Generally on lakes, you can find crayfish along the shoreline, particularly a rocky shoreline. I have trapped them in one foot to ten feet of water, but not much deeper than ten feet. Shallow ponds may contain crayfish. On rivers, look for eddies and places where water moves slowly.
Click here for more information on the species of crayfish available in Minnesota. All of them can make a good meal for you! In my area, calico and northern clear water crayfish are abundant.
The Rusty Crayfish is a large clawed invasive crayfish species that outmuscles Minnesota’s native crayfish, and its spreading. That’s the bad news. The good news is that the Rusty is good eating, with meaty claws! Concentrating your trapping the Rusty while using rough fish for bait would have the triple benefit of providing you with a delicious meaty catch, reducing the rusty population and reducing the rough fish population. Visit the DNR website to find information about lakes infested with the edible rusty crayfish.
Five pounds of boiled crawfish (or crayfish) will make a very nice meal.
In the southern U.S., crawfish are a delicacy. In Minnesota, there is absolutely no reason why our crayfish should not be a delicacy, except that culturally we haven’t discovered the joys of crayfish.
Before boiling your crayfish, place them in a cooler filled with cold clean water and leave set for several hours or overnight. This will help purge the dirt in their digestive track. All crayfish will turn red after they are boiled.
There is no shortage of advice on the internet about how to cook and eat crayfish. Crayfish can be boiled in a crab boil seasoning.

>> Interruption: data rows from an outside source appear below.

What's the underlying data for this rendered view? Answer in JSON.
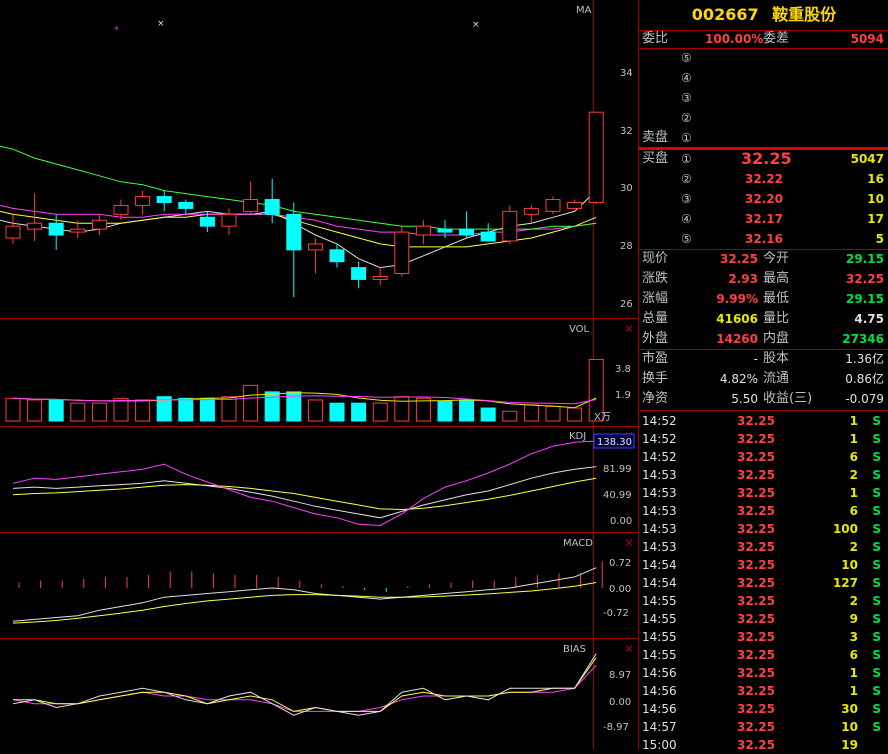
{
  "stock": {
    "code": "002667",
    "name": "鞍重股份"
  },
  "weibi": {
    "label1": "委比",
    "value1": "100.00%",
    "label2": "委差",
    "value2": "5094"
  },
  "sell": {
    "label": "卖盘",
    "levels": [
      {
        "idx": "⑤",
        "price": "",
        "vol": ""
      },
      {
        "idx": "④",
        "price": "",
        "vol": ""
      },
      {
        "idx": "③",
        "price": "",
        "vol": ""
      },
      {
        "idx": "②",
        "price": "",
        "vol": ""
      },
      {
        "idx": "①",
        "price": "",
        "vol": ""
      }
    ]
  },
  "buy": {
    "label": "买盘",
    "levels": [
      {
        "idx": "①",
        "price": "32.25",
        "vol": "5047"
      },
      {
        "idx": "②",
        "price": "32.22",
        "vol": "16"
      },
      {
        "idx": "③",
        "price": "32.20",
        "vol": "10"
      },
      {
        "idx": "④",
        "price": "32.17",
        "vol": "17"
      },
      {
        "idx": "⑤",
        "price": "32.16",
        "vol": "5"
      }
    ]
  },
  "quote": [
    {
      "l1": "现价",
      "v1": "32.25",
      "c1": "red",
      "l2": "今开",
      "v2": "29.15",
      "c2": "green"
    },
    {
      "l1": "涨跌",
      "v1": "2.93",
      "c1": "red",
      "l2": "最高",
      "v2": "32.25",
      "c2": "red"
    },
    {
      "l1": "涨幅",
      "v1": "9.99%",
      "c1": "red",
      "l2": "最低",
      "v2": "29.15",
      "c2": "green"
    },
    {
      "l1": "总量",
      "v1": "41606",
      "c1": "yellow",
      "l2": "量比",
      "v2": "4.75",
      "c2": "white"
    },
    {
      "l1": "外盘",
      "v1": "14260",
      "c1": "red",
      "l2": "内盘",
      "v2": "27346",
      "c2": "green"
    }
  ],
  "fund": [
    {
      "l1": "市盈",
      "v1": "-",
      "l2": "股本",
      "v2": "1.36亿"
    },
    {
      "l1": "换手",
      "v1": "4.82%",
      "l2": "流通",
      "v2": "0.86亿"
    },
    {
      "l1": "净资",
      "v1": "5.50",
      "l2": "收益(三)",
      "v2": "-0.079"
    }
  ],
  "ticks": [
    {
      "time": "14:52",
      "price": "32.25",
      "vol": "1",
      "side": "S"
    },
    {
      "time": "14:52",
      "price": "32.25",
      "vol": "1",
      "side": "S"
    },
    {
      "time": "14:52",
      "price": "32.25",
      "vol": "6",
      "side": "S"
    },
    {
      "time": "14:53",
      "price": "32.25",
      "vol": "2",
      "side": "S"
    },
    {
      "time": "14:53",
      "price": "32.25",
      "vol": "1",
      "side": "S"
    },
    {
      "time": "14:53",
      "price": "32.25",
      "vol": "6",
      "side": "S"
    },
    {
      "time": "14:53",
      "price": "32.25",
      "vol": "100",
      "side": "S"
    },
    {
      "time": "14:53",
      "price": "32.25",
      "vol": "2",
      "side": "S"
    },
    {
      "time": "14:54",
      "price": "32.25",
      "vol": "10",
      "side": "S"
    },
    {
      "time": "14:54",
      "price": "32.25",
      "vol": "127",
      "side": "S"
    },
    {
      "time": "14:55",
      "price": "32.25",
      "vol": "2",
      "side": "S"
    },
    {
      "time": "14:55",
      "price": "32.25",
      "vol": "9",
      "side": "S"
    },
    {
      "time": "14:55",
      "price": "32.25",
      "vol": "3",
      "side": "S"
    },
    {
      "time": "14:55",
      "price": "32.25",
      "vol": "6",
      "side": "S"
    },
    {
      "time": "14:56",
      "price": "32.25",
      "vol": "1",
      "side": "S"
    },
    {
      "time": "14:56",
      "price": "32.25",
      "vol": "1",
      "side": "S"
    },
    {
      "time": "14:56",
      "price": "32.25",
      "vol": "30",
      "side": "S"
    },
    {
      "time": "14:57",
      "price": "32.25",
      "vol": "10",
      "side": "S"
    },
    {
      "time": "15:00",
      "price": "32.25",
      "vol": "19",
      "side": ""
    }
  ],
  "panels": {
    "ma": {
      "label": "MA",
      "ticks": [
        "34",
        "32",
        "30",
        "28",
        "26"
      ]
    },
    "vol": {
      "label": "VOL",
      "ticks": [
        "3.8",
        "1.9"
      ],
      "unit": "X万"
    },
    "kdj": {
      "label": "KDJ",
      "ticks": [
        "81.99",
        "40.99",
        "0.00"
      ],
      "current": "138.30"
    },
    "macd": {
      "label": "MACD",
      "ticks": [
        "0.72",
        "0.00",
        "-0.72"
      ]
    },
    "bias": {
      "label": "BIAS",
      "ticks": [
        "8.97",
        "0.00",
        "-8.97"
      ]
    }
  },
  "chart_data": {
    "type": "candlestick",
    "ylim": [
      25.5,
      35.5
    ],
    "candles": [
      {
        "o": 28.0,
        "h": 28.8,
        "l": 27.8,
        "c": 28.4
      },
      {
        "o": 28.3,
        "h": 29.5,
        "l": 27.9,
        "c": 28.5
      },
      {
        "o": 28.5,
        "h": 28.8,
        "l": 27.6,
        "c": 28.1
      },
      {
        "o": 28.2,
        "h": 28.6,
        "l": 28.0,
        "c": 28.3
      },
      {
        "o": 28.3,
        "h": 28.8,
        "l": 28.1,
        "c": 28.6
      },
      {
        "o": 28.8,
        "h": 29.3,
        "l": 28.6,
        "c": 29.1
      },
      {
        "o": 29.1,
        "h": 29.6,
        "l": 28.8,
        "c": 29.4
      },
      {
        "o": 29.4,
        "h": 29.6,
        "l": 28.9,
        "c": 29.2
      },
      {
        "o": 29.2,
        "h": 29.3,
        "l": 28.8,
        "c": 29.0
      },
      {
        "o": 28.7,
        "h": 28.9,
        "l": 28.2,
        "c": 28.4
      },
      {
        "o": 28.4,
        "h": 29.0,
        "l": 28.1,
        "c": 28.8
      },
      {
        "o": 28.9,
        "h": 29.9,
        "l": 28.8,
        "c": 29.3
      },
      {
        "o": 29.3,
        "h": 30.0,
        "l": 28.5,
        "c": 28.8
      },
      {
        "o": 28.8,
        "h": 29.2,
        "l": 26.0,
        "c": 27.6
      },
      {
        "o": 27.6,
        "h": 28.0,
        "l": 26.8,
        "c": 27.8
      },
      {
        "o": 27.6,
        "h": 27.8,
        "l": 27.0,
        "c": 27.2
      },
      {
        "o": 27.0,
        "h": 27.2,
        "l": 26.3,
        "c": 26.6
      },
      {
        "o": 26.6,
        "h": 27.0,
        "l": 26.4,
        "c": 26.7
      },
      {
        "o": 26.8,
        "h": 28.4,
        "l": 26.7,
        "c": 28.2
      },
      {
        "o": 28.1,
        "h": 28.6,
        "l": 27.8,
        "c": 28.4
      },
      {
        "o": 28.3,
        "h": 28.6,
        "l": 28.0,
        "c": 28.2
      },
      {
        "o": 28.3,
        "h": 28.9,
        "l": 28.0,
        "c": 28.1
      },
      {
        "o": 28.2,
        "h": 28.5,
        "l": 27.9,
        "c": 27.9
      },
      {
        "o": 27.9,
        "h": 29.1,
        "l": 27.8,
        "c": 28.9
      },
      {
        "o": 28.8,
        "h": 29.1,
        "l": 28.5,
        "c": 29.0
      },
      {
        "o": 28.9,
        "h": 29.4,
        "l": 28.8,
        "c": 29.3
      },
      {
        "o": 29.0,
        "h": 29.3,
        "l": 29.0,
        "c": 29.2
      },
      {
        "o": 29.2,
        "h": 32.25,
        "l": 29.15,
        "c": 32.25
      }
    ],
    "ma": [
      {
        "color": "#e0e0e0",
        "values": [
          28.5,
          28.4,
          28.3,
          28.2,
          28.3,
          28.5,
          28.6,
          28.7,
          28.8,
          28.9,
          28.8,
          28.8,
          28.9,
          28.5,
          28.1,
          27.8,
          27.3,
          27.0,
          27.1,
          27.4,
          27.7,
          28.0,
          28.2,
          28.4,
          28.5,
          28.7,
          28.9,
          29.6
        ]
      },
      {
        "color": "#ffff40",
        "values": [
          28.8,
          28.7,
          28.6,
          28.5,
          28.5,
          28.5,
          28.6,
          28.7,
          28.7,
          28.8,
          28.8,
          28.8,
          28.8,
          28.6,
          28.4,
          28.2,
          28.0,
          27.8,
          27.7,
          27.7,
          27.7,
          27.7,
          27.8,
          27.9,
          28.0,
          28.2,
          28.4,
          28.7
        ]
      },
      {
        "color": "#ff40ff",
        "values": [
          29.0,
          28.9,
          28.8,
          28.8,
          28.8,
          28.7,
          28.7,
          28.8,
          28.8,
          28.8,
          28.8,
          28.8,
          28.8,
          28.7,
          28.6,
          28.4,
          28.3,
          28.2,
          28.2,
          28.1,
          28.1,
          28.1,
          28.2,
          28.2,
          28.3,
          28.3,
          28.4,
          28.5
        ]
      },
      {
        "color": "#40ff40",
        "values": [
          31.0,
          30.7,
          30.5,
          30.3,
          30.1,
          29.9,
          29.8,
          29.6,
          29.5,
          29.4,
          29.3,
          29.2,
          29.1,
          28.9,
          28.8,
          28.7,
          28.6,
          28.5,
          28.4,
          28.4,
          28.3,
          28.3,
          28.3,
          28.3,
          28.3,
          28.4,
          28.4,
          28.5
        ]
      }
    ],
    "volume": {
      "ylim": [
        0,
        5.0
      ],
      "values": [
        1.4,
        1.3,
        1.3,
        1.1,
        1.1,
        1.4,
        1.3,
        1.5,
        1.4,
        1.4,
        1.5,
        2.2,
        1.8,
        1.8,
        1.3,
        1.1,
        1.1,
        1.1,
        1.5,
        1.4,
        1.2,
        1.3,
        0.8,
        0.6,
        1.0,
        0.9,
        0.8,
        3.8
      ]
    },
    "kdj": {
      "ylim": [
        -5,
        145
      ],
      "k": [
        60,
        62,
        60,
        62,
        64,
        66,
        68,
        72,
        68,
        64,
        60,
        54,
        48,
        40,
        32,
        26,
        20,
        14,
        24,
        34,
        42,
        50,
        56,
        66,
        76,
        84,
        90,
        94
      ],
      "d": [
        50,
        52,
        53,
        55,
        57,
        59,
        62,
        65,
        66,
        65,
        63,
        60,
        56,
        52,
        46,
        40,
        34,
        28,
        27,
        29,
        33,
        38,
        43,
        49,
        56,
        63,
        70,
        76
      ],
      "j": [
        68,
        76,
        74,
        78,
        82,
        86,
        90,
        98,
        82,
        70,
        58,
        46,
        40,
        30,
        20,
        14,
        4,
        2,
        20,
        44,
        62,
        72,
        84,
        98,
        114,
        126,
        132,
        134
      ]
    },
    "macd": {
      "ylim": [
        -1.3,
        1.3
      ],
      "hist": [
        0.15,
        0.2,
        0.2,
        0.25,
        0.3,
        0.3,
        0.35,
        0.45,
        0.45,
        0.4,
        0.35,
        0.35,
        0.3,
        0.2,
        0.1,
        0.05,
        -0.05,
        -0.1,
        0.05,
        0.1,
        0.15,
        0.2,
        0.2,
        0.3,
        0.35,
        0.4,
        0.4,
        0.72
      ],
      "dif": [
        -0.9,
        -0.85,
        -0.8,
        -0.75,
        -0.6,
        -0.5,
        -0.4,
        -0.25,
        -0.2,
        -0.15,
        -0.1,
        -0.05,
        0.0,
        -0.05,
        -0.15,
        -0.2,
        -0.25,
        -0.3,
        -0.25,
        -0.2,
        -0.15,
        -0.1,
        -0.05,
        0.0,
        0.1,
        0.2,
        0.3,
        0.55
      ],
      "dea": [
        -0.95,
        -0.92,
        -0.88,
        -0.82,
        -0.75,
        -0.68,
        -0.6,
        -0.5,
        -0.42,
        -0.35,
        -0.3,
        -0.25,
        -0.2,
        -0.18,
        -0.18,
        -0.2,
        -0.22,
        -0.25,
        -0.25,
        -0.24,
        -0.22,
        -0.19,
        -0.16,
        -0.12,
        -0.08,
        -0.02,
        0.05,
        0.15
      ]
    },
    "bias": {
      "ylim": [
        -13,
        13
      ],
      "b1": [
        -2,
        -1,
        -3,
        -2,
        0,
        1,
        2,
        1,
        -1,
        -2,
        0,
        1,
        -2,
        -5,
        -3,
        -4,
        -5,
        -4,
        1,
        2,
        -1,
        0,
        -1,
        2,
        2,
        2,
        2,
        11
      ],
      "b2": [
        -1,
        -1,
        -2,
        -2,
        -1,
        0,
        1,
        1,
        0,
        -2,
        -1,
        0,
        -1,
        -4,
        -3,
        -4,
        -4,
        -4,
        0,
        1,
        0,
        0,
        0,
        1,
        1,
        2,
        2,
        10
      ],
      "b3": [
        -1,
        -2,
        -2,
        -2,
        -1,
        0,
        1,
        0,
        0,
        -1,
        -1,
        -1,
        -2,
        -4,
        -4,
        -4,
        -4,
        -3,
        -1,
        0,
        0,
        0,
        0,
        1,
        1,
        1,
        2,
        8
      ]
    }
  }
}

Their meat can also be added to any dish of your choice (try them in a chili, a gumbo, or with a wild rice dish!).